| TASK DESCRIPTION |
Please determine the number of lines in the material below that contain the word "buttons", and state it alone.

| RECORDS FOR PROCESSING |
• • • • • • •

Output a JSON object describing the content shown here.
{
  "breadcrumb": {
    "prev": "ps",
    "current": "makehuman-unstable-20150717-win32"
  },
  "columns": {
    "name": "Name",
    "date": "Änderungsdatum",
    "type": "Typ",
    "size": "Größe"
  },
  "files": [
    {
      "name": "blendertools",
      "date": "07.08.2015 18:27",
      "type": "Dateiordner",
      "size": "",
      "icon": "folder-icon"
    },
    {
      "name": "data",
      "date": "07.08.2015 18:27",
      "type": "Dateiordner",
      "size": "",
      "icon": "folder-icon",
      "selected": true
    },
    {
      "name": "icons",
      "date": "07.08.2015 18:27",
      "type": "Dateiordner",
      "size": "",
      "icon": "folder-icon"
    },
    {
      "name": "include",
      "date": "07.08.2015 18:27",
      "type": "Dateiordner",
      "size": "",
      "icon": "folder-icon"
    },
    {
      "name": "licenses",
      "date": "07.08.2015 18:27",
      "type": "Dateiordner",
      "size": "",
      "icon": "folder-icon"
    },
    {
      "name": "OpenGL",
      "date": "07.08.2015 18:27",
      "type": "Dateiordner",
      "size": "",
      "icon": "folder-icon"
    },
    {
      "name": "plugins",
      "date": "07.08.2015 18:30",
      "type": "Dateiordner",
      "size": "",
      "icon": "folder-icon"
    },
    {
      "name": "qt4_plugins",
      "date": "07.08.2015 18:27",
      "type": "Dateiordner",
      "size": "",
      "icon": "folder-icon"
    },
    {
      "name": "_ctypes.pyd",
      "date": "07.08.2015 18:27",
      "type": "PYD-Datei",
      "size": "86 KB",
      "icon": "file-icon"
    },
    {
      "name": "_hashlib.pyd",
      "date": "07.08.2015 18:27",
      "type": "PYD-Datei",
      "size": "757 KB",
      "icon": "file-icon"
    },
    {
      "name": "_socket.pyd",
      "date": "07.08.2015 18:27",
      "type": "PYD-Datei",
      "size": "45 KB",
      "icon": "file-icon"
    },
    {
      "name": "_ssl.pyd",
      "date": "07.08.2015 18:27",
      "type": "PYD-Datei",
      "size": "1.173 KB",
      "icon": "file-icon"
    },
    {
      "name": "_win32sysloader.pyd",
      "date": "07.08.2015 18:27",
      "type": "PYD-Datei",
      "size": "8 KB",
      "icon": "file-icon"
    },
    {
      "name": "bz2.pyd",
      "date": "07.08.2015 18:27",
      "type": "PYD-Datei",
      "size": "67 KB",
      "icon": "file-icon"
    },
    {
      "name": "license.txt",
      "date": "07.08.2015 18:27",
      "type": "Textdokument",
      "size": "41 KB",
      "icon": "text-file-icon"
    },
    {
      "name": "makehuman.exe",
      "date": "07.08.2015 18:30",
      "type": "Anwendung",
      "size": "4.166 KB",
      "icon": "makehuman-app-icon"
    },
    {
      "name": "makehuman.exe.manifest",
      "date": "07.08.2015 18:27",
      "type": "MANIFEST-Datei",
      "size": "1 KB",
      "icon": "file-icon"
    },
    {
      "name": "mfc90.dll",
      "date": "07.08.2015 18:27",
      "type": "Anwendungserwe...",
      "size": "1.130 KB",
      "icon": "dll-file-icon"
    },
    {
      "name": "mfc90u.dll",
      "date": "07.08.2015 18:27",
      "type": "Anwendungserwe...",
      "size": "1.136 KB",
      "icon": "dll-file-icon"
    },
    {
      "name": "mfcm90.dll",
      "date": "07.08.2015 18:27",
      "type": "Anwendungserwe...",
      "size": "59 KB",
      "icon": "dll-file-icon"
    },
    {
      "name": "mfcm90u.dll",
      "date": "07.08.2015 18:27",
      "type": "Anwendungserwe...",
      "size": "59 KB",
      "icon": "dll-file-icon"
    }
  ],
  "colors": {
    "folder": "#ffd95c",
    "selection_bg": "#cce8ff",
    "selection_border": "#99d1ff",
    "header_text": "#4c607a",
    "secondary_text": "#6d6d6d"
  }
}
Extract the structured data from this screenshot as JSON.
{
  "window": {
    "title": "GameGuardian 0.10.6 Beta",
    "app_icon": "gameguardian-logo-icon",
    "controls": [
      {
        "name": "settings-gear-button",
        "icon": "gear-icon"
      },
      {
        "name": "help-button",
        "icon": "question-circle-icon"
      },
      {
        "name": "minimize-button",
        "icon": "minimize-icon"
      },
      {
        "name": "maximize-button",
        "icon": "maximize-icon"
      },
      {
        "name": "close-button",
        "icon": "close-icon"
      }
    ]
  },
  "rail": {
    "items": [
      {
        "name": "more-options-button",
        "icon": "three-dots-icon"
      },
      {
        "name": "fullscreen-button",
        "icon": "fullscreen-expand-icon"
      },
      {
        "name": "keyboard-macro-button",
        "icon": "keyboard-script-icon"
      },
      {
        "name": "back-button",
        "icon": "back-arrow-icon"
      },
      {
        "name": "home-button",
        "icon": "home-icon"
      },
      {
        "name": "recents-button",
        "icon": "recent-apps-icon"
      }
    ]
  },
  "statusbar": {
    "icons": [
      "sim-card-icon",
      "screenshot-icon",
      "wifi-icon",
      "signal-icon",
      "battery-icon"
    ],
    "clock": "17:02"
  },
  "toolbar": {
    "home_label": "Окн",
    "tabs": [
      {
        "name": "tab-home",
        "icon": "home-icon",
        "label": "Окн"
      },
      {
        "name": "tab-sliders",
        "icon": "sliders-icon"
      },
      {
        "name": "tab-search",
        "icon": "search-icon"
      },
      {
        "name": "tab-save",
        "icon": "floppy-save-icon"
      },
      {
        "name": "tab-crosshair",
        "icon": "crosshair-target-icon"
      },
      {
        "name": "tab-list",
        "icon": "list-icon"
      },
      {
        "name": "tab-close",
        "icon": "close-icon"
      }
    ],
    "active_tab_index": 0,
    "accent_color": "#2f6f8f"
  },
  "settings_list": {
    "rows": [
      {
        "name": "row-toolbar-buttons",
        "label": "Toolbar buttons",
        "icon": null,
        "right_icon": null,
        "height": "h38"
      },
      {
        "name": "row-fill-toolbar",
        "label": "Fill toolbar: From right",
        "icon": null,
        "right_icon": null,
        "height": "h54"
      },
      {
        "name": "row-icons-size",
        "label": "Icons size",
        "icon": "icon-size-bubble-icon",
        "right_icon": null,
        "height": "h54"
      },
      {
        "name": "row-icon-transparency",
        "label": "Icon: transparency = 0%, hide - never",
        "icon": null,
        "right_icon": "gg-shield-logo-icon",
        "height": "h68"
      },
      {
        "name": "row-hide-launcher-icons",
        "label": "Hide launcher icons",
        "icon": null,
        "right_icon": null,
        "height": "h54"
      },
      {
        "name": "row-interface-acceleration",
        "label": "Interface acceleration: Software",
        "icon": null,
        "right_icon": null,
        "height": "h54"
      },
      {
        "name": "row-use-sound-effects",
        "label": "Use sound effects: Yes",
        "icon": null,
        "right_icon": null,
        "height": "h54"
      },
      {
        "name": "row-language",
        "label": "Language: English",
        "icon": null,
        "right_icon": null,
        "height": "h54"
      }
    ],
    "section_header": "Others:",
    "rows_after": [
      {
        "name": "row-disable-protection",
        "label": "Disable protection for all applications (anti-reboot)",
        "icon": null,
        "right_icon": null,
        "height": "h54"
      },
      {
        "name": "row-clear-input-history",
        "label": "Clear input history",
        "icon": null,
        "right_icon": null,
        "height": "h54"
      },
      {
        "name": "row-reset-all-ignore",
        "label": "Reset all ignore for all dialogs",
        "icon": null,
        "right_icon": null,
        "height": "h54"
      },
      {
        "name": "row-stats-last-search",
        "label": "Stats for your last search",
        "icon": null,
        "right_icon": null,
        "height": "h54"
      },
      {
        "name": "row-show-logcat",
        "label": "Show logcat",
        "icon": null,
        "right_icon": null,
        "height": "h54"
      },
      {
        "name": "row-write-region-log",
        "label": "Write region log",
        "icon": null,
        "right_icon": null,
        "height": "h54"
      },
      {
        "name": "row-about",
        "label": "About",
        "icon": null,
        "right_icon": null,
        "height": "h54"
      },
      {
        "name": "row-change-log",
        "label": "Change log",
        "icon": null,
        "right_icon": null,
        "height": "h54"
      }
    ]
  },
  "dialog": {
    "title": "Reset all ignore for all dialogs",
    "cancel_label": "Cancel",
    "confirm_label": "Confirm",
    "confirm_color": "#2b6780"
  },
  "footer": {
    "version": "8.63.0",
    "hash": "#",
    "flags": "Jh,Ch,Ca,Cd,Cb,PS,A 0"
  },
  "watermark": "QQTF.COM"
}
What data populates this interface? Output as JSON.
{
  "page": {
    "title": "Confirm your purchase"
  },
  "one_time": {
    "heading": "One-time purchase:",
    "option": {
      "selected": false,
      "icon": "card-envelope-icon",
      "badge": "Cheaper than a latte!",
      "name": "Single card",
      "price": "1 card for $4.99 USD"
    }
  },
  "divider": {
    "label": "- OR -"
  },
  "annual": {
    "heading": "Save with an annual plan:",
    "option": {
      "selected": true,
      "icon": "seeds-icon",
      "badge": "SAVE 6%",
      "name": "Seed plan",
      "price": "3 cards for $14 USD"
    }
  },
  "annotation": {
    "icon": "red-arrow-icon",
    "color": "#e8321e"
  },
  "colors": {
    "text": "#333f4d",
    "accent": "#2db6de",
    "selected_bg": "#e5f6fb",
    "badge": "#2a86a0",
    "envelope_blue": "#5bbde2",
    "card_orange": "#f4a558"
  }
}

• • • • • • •

| TASK ANSWER |
2